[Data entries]
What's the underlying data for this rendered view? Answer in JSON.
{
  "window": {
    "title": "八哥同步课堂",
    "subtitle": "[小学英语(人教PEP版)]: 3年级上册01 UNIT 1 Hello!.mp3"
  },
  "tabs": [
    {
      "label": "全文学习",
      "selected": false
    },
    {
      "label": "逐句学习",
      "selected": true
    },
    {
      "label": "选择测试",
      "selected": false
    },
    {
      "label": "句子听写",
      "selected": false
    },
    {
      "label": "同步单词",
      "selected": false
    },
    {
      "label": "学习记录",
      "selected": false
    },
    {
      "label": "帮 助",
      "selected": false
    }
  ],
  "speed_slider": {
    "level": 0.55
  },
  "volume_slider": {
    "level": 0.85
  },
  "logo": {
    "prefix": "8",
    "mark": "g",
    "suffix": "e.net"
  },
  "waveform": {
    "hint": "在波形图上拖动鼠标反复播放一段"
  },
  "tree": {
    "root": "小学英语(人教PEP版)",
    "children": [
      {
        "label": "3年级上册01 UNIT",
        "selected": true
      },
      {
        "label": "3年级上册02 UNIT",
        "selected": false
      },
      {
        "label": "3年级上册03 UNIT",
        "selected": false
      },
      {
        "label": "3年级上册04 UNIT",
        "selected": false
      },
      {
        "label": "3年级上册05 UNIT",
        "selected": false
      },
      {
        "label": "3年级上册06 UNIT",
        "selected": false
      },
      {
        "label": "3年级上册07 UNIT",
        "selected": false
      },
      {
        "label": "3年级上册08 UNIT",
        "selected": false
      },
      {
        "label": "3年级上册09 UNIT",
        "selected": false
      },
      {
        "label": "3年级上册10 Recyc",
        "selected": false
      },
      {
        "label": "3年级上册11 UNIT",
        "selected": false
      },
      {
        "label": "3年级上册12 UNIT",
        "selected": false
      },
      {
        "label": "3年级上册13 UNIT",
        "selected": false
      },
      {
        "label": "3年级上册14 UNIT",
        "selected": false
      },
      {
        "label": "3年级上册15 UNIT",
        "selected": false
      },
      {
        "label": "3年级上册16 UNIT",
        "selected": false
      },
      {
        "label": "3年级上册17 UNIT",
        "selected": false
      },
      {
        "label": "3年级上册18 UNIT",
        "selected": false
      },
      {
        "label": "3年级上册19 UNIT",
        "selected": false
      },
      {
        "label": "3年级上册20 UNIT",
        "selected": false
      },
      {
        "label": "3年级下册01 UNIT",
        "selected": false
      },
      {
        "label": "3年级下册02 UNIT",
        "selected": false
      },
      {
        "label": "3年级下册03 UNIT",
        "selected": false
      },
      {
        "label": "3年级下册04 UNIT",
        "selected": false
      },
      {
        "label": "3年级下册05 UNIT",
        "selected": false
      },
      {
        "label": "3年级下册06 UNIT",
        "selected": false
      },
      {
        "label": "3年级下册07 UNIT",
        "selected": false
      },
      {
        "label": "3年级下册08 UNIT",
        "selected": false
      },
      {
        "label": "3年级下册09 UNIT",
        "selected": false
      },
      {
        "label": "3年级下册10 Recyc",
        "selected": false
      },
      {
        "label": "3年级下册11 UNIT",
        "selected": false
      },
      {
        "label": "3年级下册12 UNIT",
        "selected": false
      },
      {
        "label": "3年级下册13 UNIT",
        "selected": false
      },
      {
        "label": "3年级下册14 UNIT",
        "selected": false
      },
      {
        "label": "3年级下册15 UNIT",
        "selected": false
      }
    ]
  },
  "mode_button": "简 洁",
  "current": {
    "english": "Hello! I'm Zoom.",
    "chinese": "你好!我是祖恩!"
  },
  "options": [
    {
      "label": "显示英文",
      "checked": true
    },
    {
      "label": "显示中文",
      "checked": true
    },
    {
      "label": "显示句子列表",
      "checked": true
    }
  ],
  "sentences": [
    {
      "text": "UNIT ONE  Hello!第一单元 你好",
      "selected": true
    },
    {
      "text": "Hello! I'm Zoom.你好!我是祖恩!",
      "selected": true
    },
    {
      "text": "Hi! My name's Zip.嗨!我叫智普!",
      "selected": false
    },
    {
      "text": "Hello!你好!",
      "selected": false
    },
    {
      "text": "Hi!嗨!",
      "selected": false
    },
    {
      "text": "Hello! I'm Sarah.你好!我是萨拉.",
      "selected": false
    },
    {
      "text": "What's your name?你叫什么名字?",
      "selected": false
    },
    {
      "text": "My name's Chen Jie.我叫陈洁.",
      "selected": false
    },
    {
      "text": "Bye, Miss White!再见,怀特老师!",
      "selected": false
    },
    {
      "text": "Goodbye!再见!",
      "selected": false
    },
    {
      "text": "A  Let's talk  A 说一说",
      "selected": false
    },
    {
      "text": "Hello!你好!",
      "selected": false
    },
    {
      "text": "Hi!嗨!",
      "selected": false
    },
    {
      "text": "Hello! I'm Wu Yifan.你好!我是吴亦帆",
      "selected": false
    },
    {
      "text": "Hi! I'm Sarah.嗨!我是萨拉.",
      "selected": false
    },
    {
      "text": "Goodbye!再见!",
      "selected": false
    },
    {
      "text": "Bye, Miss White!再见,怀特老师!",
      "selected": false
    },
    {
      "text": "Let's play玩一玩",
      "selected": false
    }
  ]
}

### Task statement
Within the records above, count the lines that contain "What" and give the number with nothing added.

### The completed task
2